RECORDS PROVIDED =

BEGIN

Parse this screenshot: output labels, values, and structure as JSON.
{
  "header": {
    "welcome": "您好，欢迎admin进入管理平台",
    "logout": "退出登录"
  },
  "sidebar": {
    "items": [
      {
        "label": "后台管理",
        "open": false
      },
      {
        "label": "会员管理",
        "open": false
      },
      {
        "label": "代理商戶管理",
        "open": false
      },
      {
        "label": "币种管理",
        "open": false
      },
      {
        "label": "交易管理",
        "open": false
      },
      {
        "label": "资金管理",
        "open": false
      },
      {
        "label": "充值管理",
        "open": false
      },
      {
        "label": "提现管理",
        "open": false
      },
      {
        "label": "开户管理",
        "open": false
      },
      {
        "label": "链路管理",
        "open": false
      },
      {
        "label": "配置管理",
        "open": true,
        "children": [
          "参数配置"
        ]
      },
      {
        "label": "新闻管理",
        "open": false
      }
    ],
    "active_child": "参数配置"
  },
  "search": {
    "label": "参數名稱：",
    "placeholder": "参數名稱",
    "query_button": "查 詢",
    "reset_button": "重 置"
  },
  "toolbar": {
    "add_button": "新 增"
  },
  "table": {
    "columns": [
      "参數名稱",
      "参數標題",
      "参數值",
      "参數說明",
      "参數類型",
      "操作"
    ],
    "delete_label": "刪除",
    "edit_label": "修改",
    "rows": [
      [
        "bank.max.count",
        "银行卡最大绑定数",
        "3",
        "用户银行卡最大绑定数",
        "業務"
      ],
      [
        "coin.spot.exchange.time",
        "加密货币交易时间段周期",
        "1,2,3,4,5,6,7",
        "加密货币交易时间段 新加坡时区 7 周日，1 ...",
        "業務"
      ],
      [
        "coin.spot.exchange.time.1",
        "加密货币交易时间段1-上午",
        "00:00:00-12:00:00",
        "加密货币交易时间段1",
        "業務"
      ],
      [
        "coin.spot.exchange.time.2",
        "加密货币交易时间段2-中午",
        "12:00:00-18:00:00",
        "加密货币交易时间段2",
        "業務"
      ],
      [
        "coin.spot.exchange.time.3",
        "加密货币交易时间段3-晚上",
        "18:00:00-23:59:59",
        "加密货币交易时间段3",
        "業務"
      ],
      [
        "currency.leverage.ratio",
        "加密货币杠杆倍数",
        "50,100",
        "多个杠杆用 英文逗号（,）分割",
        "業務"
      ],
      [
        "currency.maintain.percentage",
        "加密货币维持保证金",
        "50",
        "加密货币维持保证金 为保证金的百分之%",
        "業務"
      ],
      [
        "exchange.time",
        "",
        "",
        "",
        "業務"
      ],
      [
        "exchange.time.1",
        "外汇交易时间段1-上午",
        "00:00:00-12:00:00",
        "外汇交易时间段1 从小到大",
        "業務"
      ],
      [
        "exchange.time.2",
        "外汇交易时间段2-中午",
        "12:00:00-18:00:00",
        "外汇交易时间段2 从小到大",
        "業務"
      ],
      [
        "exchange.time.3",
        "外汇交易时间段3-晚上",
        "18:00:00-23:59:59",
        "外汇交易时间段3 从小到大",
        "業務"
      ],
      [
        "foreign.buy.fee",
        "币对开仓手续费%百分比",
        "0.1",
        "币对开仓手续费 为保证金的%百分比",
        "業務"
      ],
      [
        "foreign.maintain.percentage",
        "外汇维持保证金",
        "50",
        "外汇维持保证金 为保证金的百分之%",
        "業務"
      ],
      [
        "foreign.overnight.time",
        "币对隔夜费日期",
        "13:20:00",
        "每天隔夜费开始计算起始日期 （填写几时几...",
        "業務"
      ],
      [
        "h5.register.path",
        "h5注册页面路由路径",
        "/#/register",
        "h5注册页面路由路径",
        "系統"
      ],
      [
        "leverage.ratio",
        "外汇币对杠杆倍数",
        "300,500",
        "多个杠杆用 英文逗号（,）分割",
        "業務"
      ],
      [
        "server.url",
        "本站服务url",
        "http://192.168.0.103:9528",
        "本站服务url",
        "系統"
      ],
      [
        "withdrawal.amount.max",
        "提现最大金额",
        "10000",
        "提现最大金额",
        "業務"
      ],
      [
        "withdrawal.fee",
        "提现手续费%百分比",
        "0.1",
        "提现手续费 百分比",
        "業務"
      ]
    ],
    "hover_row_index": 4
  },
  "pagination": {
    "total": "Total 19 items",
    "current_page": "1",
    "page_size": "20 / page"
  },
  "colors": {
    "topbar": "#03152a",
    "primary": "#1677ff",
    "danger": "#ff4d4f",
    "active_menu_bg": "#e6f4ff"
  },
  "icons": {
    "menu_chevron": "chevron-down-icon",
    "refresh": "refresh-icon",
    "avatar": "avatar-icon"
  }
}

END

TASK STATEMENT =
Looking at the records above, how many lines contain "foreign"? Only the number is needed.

ANSWER BOX =
3